*DATA SUPPLIED*:
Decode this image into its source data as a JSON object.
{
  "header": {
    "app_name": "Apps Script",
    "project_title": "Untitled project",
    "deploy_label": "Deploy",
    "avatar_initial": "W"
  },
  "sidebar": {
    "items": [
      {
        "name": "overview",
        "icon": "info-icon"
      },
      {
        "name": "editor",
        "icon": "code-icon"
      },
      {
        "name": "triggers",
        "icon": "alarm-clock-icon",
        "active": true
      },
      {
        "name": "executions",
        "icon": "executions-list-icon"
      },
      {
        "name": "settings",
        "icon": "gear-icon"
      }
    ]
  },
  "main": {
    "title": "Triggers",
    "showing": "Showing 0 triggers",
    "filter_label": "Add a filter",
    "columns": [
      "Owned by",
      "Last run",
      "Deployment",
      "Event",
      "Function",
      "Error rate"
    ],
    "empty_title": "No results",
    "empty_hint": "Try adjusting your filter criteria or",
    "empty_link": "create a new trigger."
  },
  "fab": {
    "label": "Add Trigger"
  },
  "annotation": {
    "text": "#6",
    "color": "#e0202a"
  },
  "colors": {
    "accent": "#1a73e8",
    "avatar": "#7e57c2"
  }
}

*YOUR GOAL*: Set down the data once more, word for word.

*EXERCISE RESULT*:
Decode this image into its source data as a JSON object.
{
  "header": {
    "app_name": "Apps Script",
    "project_title": "Untitled project",
    "deploy_label": "Deploy",
    "avatar_initial": "W"
  },
  "sidebar": {
    "items": [
      {
        "name": "overview",
        "icon": "info-icon"
      },
      {
        "name": "editor",
        "icon": "code-icon"
      },
      {
        "name": "triggers",
        "icon": "alarm-clock-icon",
        "active": true
      },
      {
        "name": "executions",
        "icon": "executions-list-icon"
      },
      {
        "name": "settings",
        "icon": "gear-icon"
      }
    ]
  },
  "main": {
    "title": "Triggers",
    "showing": "Showing 0 triggers",
    "filter_label": "Add a filter",
    "columns": [
      "Owned by",
      "Last run",
      "Deployment",
      "Event",
      "Function",
      "Error rate"
    ],
    "empty_title": "No results",
    "empty_hint": "Try adjusting your filter criteria or",
    "empty_link": "create a new trigger."
  },
  "fab": {
    "label": "Add Trigger"
  },
  "annotation": {
    "text": "#6",
    "color": "#e0202a"
  },
  "colors": {
    "accent": "#1a73e8",
    "avatar": "#7e57c2"
  }
}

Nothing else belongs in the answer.